[Opening WORKING DATA section]

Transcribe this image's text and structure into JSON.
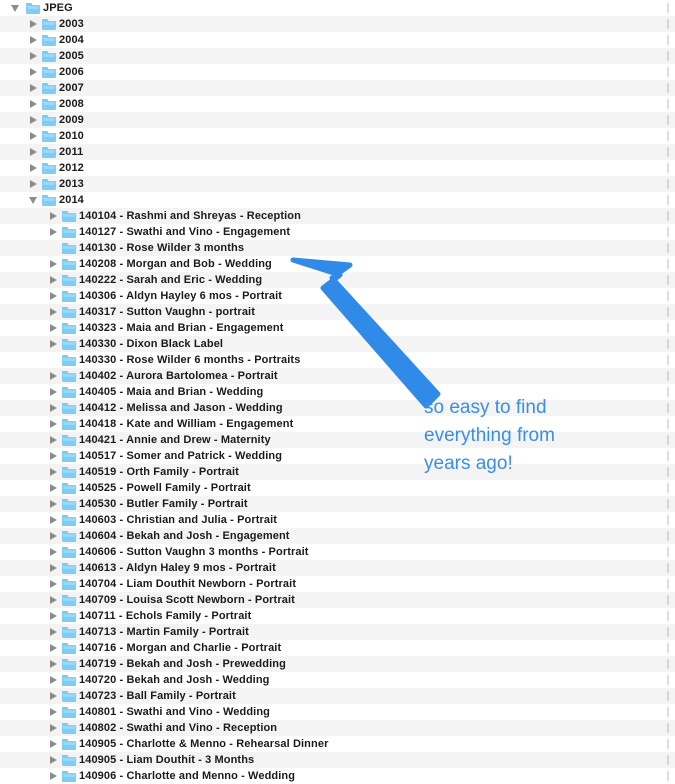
{
  "window": {
    "title": "JPEG",
    "accent_blue": "#3a8ee6",
    "folder_blue": "#7ecdf2",
    "row_alt_color": "#f4f4f4",
    "row_base_color": "#ffffff"
  },
  "annotation": {
    "arrow_icon": "arrow-pointer-up-left-icon",
    "arrow_color": "#2f8ae8",
    "lines": [
      "so easy to find",
      "everything from",
      "years ago!"
    ]
  },
  "tree": {
    "root_icon": "folder-icon",
    "rows": [
      {
        "label": "JPEG",
        "depth": 0,
        "state": "open",
        "icon": "folder-icon"
      },
      {
        "label": "2003",
        "depth": 1,
        "state": "closed",
        "icon": "folder-icon"
      },
      {
        "label": "2004",
        "depth": 1,
        "state": "closed",
        "icon": "folder-icon"
      },
      {
        "label": "2005",
        "depth": 1,
        "state": "closed",
        "icon": "folder-icon"
      },
      {
        "label": "2006",
        "depth": 1,
        "state": "closed",
        "icon": "folder-icon"
      },
      {
        "label": "2007",
        "depth": 1,
        "state": "closed",
        "icon": "folder-icon"
      },
      {
        "label": "2008",
        "depth": 1,
        "state": "closed",
        "icon": "folder-icon"
      },
      {
        "label": "2009",
        "depth": 1,
        "state": "closed",
        "icon": "folder-icon"
      },
      {
        "label": "2010",
        "depth": 1,
        "state": "closed",
        "icon": "folder-icon"
      },
      {
        "label": "2011",
        "depth": 1,
        "state": "closed",
        "icon": "folder-icon"
      },
      {
        "label": "2012",
        "depth": 1,
        "state": "closed",
        "icon": "folder-icon"
      },
      {
        "label": "2013",
        "depth": 1,
        "state": "closed",
        "icon": "folder-icon"
      },
      {
        "label": "2014",
        "depth": 1,
        "state": "open",
        "icon": "folder-icon"
      },
      {
        "label": "140104 - Rashmi and Shreyas - Reception",
        "depth": 2,
        "state": "closed",
        "icon": "folder-icon"
      },
      {
        "label": "140127 - Swathi and Vino - Engagement",
        "depth": 2,
        "state": "closed",
        "icon": "folder-icon"
      },
      {
        "label": "140130 - Rose Wilder 3 months",
        "depth": 2,
        "state": "leaf",
        "icon": "folder-icon"
      },
      {
        "label": "140208 - Morgan and Bob - Wedding",
        "depth": 2,
        "state": "closed",
        "icon": "folder-icon"
      },
      {
        "label": "140222 - Sarah and Eric - Wedding",
        "depth": 2,
        "state": "closed",
        "icon": "folder-icon"
      },
      {
        "label": "140306 - Aldyn Hayley 6 mos - Portrait",
        "depth": 2,
        "state": "closed",
        "icon": "folder-icon"
      },
      {
        "label": "140317 - Sutton Vaughn - portrait",
        "depth": 2,
        "state": "closed",
        "icon": "folder-icon"
      },
      {
        "label": "140323 - Maia and Brian - Engagement",
        "depth": 2,
        "state": "closed",
        "icon": "folder-icon"
      },
      {
        "label": "140330 - Dixon Black Label",
        "depth": 2,
        "state": "closed",
        "icon": "folder-icon"
      },
      {
        "label": "140330 - Rose Wilder 6 months - Portraits",
        "depth": 2,
        "state": "leaf",
        "icon": "folder-icon"
      },
      {
        "label": "140402 - Aurora Bartolomea - Portrait",
        "depth": 2,
        "state": "closed",
        "icon": "folder-icon"
      },
      {
        "label": "140405 - Maia and Brian - Wedding",
        "depth": 2,
        "state": "closed",
        "icon": "folder-icon"
      },
      {
        "label": "140412 - Melissa and Jason - Wedding",
        "depth": 2,
        "state": "closed",
        "icon": "folder-icon"
      },
      {
        "label": "140418 - Kate and William - Engagement",
        "depth": 2,
        "state": "closed",
        "icon": "folder-icon"
      },
      {
        "label": "140421 - Annie and Drew - Maternity",
        "depth": 2,
        "state": "closed",
        "icon": "folder-icon"
      },
      {
        "label": "140517 - Somer and Patrick - Wedding",
        "depth": 2,
        "state": "closed",
        "icon": "folder-icon"
      },
      {
        "label": "140519 - Orth Family - Portrait",
        "depth": 2,
        "state": "closed",
        "icon": "folder-icon"
      },
      {
        "label": "140525 - Powell Family - Portrait",
        "depth": 2,
        "state": "closed",
        "icon": "folder-icon"
      },
      {
        "label": "140530 - Butler Family - Portrait",
        "depth": 2,
        "state": "closed",
        "icon": "folder-icon"
      },
      {
        "label": "140603 - Christian and Julia - Portrait",
        "depth": 2,
        "state": "closed",
        "icon": "folder-icon"
      },
      {
        "label": "140604 - Bekah and Josh - Engagement",
        "depth": 2,
        "state": "closed",
        "icon": "folder-icon"
      },
      {
        "label": "140606 - Sutton Vaughn 3 months - Portrait",
        "depth": 2,
        "state": "closed",
        "icon": "folder-icon"
      },
      {
        "label": "140613 - Aldyn Haley 9 mos - Portrait",
        "depth": 2,
        "state": "closed",
        "icon": "folder-icon"
      },
      {
        "label": "140704 - Liam Douthit Newborn - Portrait",
        "depth": 2,
        "state": "closed",
        "icon": "folder-icon"
      },
      {
        "label": "140709 - Louisa Scott Newborn - Portrait",
        "depth": 2,
        "state": "closed",
        "icon": "folder-icon"
      },
      {
        "label": "140711 - Echols Family - Portrait",
        "depth": 2,
        "state": "closed",
        "icon": "folder-icon"
      },
      {
        "label": "140713 - Martin Family - Portrait",
        "depth": 2,
        "state": "closed",
        "icon": "folder-icon"
      },
      {
        "label": "140716 - Morgan and Charlie - Portrait",
        "depth": 2,
        "state": "closed",
        "icon": "folder-icon"
      },
      {
        "label": "140719 - Bekah and Josh - Prewedding",
        "depth": 2,
        "state": "closed",
        "icon": "folder-icon"
      },
      {
        "label": "140720 - Bekah and Josh - Wedding",
        "depth": 2,
        "state": "closed",
        "icon": "folder-icon"
      },
      {
        "label": "140723 - Ball Family - Portrait",
        "depth": 2,
        "state": "closed",
        "icon": "folder-icon"
      },
      {
        "label": "140801 - Swathi and Vino - Wedding",
        "depth": 2,
        "state": "closed",
        "icon": "folder-icon"
      },
      {
        "label": "140802 - Swathi and Vino - Reception",
        "depth": 2,
        "state": "closed",
        "icon": "folder-icon"
      },
      {
        "label": "140905 - Charlotte & Menno - Rehearsal Dinner",
        "depth": 2,
        "state": "closed",
        "icon": "folder-icon"
      },
      {
        "label": "140905 - Liam Douthit - 3 Months",
        "depth": 2,
        "state": "closed",
        "icon": "folder-icon"
      },
      {
        "label": "140906 - Charlotte and Menno - Wedding",
        "depth": 2,
        "state": "closed",
        "icon": "folder-icon"
      }
    ]
  }
}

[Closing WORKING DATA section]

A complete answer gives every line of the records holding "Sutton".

» SOLVED PROBLEM
        "label": "140317 - Sutton Vaughn - portrait",
        "label": "140606 - Sutton Vaughn 3 months - Portrait",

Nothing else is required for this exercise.